### PROBLEM TO SOLVE
Show each line of the data below that has the string "بالنسبة" in it.
---------- THE INPUT ----------
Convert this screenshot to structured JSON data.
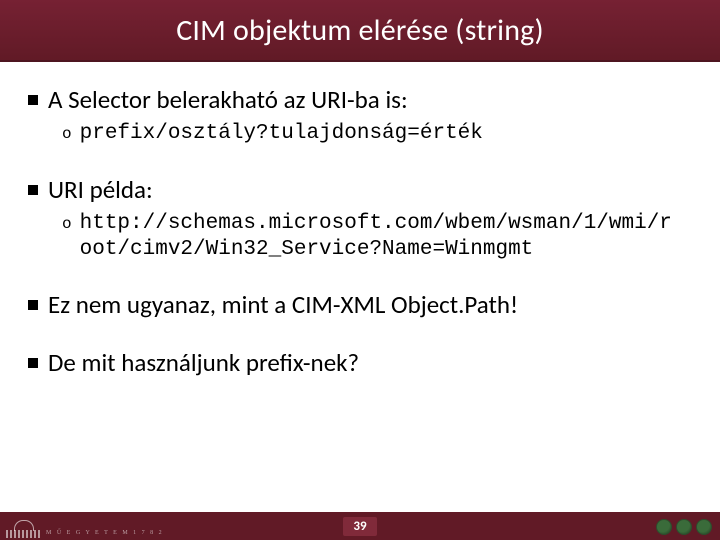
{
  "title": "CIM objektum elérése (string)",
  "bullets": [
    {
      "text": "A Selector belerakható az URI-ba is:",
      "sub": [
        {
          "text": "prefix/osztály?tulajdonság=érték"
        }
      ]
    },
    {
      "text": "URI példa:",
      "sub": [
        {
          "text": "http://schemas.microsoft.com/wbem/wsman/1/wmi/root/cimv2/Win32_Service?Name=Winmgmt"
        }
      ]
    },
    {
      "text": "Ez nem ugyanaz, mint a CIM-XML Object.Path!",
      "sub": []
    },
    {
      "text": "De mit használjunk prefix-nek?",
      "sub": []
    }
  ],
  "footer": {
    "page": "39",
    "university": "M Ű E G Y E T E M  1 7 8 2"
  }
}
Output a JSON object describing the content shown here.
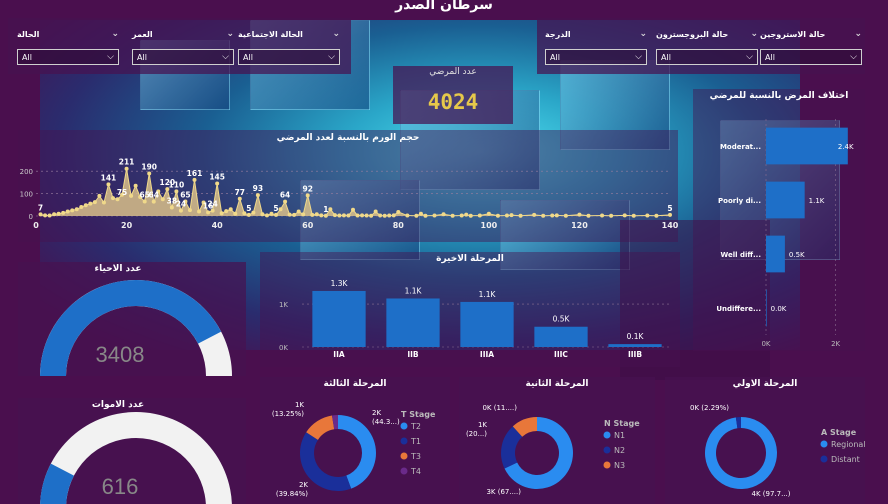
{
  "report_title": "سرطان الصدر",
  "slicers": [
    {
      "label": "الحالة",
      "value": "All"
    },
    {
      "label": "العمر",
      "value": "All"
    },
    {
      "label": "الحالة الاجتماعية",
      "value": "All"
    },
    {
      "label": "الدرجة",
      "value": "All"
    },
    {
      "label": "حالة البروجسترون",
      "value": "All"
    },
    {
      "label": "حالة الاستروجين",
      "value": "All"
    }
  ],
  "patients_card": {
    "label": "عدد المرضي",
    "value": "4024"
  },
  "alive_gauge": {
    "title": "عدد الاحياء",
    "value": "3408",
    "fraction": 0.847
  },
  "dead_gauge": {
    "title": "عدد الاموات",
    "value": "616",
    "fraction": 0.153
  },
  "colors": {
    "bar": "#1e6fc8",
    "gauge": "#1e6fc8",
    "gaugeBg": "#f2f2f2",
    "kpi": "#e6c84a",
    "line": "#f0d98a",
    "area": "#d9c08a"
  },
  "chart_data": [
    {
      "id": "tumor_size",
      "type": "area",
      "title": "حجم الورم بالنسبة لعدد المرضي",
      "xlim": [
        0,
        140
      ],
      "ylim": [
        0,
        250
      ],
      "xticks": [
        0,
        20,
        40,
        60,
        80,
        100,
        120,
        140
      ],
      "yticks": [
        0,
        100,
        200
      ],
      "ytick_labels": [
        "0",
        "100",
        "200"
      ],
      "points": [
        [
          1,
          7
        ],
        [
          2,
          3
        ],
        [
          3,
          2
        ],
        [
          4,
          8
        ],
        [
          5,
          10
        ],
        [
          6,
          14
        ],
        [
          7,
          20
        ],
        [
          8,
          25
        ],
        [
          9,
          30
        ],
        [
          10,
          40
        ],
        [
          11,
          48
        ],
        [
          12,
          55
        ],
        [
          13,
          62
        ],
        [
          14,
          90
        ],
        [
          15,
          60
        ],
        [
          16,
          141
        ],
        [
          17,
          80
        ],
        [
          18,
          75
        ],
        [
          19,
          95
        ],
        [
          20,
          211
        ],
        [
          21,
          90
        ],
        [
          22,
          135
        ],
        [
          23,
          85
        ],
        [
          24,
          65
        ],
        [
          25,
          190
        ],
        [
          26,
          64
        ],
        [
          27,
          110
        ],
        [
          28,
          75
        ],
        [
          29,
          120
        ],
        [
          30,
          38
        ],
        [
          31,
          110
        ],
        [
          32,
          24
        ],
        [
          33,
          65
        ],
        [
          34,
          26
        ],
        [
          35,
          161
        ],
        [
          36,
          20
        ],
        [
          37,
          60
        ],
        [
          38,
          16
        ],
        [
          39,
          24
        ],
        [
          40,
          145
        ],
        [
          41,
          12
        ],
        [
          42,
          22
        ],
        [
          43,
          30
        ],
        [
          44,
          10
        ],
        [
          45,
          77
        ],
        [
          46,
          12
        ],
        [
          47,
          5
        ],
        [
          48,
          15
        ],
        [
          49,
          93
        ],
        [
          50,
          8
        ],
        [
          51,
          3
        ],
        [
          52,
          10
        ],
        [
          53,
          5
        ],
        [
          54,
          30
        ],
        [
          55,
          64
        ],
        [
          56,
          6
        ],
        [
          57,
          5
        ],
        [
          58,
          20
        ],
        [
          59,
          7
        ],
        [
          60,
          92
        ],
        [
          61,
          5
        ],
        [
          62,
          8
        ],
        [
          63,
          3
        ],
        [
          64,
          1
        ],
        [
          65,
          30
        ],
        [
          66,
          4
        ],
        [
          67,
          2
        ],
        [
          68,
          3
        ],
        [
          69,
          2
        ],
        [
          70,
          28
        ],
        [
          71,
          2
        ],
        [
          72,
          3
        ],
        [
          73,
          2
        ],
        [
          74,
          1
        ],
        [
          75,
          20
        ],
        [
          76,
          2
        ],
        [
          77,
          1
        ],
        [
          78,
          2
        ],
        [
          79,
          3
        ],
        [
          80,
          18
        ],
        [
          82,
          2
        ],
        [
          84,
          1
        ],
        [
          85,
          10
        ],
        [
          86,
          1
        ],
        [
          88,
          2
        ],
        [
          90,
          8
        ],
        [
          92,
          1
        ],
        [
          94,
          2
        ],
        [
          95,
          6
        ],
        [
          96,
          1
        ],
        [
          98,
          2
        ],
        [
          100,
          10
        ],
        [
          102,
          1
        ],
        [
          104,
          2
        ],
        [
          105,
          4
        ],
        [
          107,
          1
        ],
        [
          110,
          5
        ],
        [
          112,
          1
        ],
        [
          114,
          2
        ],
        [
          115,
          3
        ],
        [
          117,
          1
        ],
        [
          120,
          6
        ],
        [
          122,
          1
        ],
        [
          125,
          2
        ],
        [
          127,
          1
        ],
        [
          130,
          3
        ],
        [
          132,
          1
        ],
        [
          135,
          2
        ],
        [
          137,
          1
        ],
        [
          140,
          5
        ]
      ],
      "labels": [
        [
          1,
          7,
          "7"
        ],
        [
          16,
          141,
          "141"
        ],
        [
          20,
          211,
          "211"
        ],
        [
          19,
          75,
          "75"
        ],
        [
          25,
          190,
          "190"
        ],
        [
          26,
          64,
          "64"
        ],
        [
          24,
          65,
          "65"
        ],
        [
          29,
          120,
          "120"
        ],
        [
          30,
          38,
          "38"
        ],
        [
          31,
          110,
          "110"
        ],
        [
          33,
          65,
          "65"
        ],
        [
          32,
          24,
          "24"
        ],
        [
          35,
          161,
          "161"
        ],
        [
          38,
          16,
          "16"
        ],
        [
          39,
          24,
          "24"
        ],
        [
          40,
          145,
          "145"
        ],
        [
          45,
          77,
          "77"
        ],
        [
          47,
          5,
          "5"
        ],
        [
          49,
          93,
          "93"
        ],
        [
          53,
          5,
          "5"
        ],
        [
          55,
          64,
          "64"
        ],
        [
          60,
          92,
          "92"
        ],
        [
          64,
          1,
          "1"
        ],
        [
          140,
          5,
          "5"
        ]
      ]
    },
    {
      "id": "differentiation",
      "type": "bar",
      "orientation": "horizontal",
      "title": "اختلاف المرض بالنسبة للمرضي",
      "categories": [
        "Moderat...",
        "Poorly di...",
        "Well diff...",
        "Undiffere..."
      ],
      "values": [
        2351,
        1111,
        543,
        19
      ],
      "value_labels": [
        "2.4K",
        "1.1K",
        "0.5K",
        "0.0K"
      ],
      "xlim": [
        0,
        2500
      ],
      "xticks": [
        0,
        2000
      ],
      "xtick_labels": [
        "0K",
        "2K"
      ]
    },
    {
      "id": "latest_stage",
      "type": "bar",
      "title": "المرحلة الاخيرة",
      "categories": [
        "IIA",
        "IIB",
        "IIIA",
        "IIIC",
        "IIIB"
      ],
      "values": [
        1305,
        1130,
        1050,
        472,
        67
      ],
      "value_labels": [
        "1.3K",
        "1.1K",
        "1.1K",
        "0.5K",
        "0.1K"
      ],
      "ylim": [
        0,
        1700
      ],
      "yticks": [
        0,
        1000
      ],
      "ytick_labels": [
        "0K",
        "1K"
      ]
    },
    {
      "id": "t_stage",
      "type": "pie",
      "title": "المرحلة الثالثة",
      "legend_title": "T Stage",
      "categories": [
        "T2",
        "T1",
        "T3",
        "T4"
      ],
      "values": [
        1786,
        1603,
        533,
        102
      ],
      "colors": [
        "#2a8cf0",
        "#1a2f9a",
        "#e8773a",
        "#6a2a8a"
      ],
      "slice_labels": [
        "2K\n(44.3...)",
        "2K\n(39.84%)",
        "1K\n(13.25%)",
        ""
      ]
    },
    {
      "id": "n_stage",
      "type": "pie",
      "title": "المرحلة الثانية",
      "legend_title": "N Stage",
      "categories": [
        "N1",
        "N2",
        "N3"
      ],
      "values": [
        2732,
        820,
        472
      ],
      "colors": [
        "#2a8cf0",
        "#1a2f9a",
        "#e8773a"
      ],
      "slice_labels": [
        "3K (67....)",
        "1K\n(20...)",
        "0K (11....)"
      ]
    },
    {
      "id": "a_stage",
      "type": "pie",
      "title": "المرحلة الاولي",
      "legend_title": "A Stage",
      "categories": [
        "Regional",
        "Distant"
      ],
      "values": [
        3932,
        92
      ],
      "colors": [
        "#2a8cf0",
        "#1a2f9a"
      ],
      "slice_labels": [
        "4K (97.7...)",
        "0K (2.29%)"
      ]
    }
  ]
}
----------
### SOLUTION
      "title": "حجم الورم بالنسبة لعدد المرضي",
      "title": "اختلاف المرض بالنسبة للمرضي",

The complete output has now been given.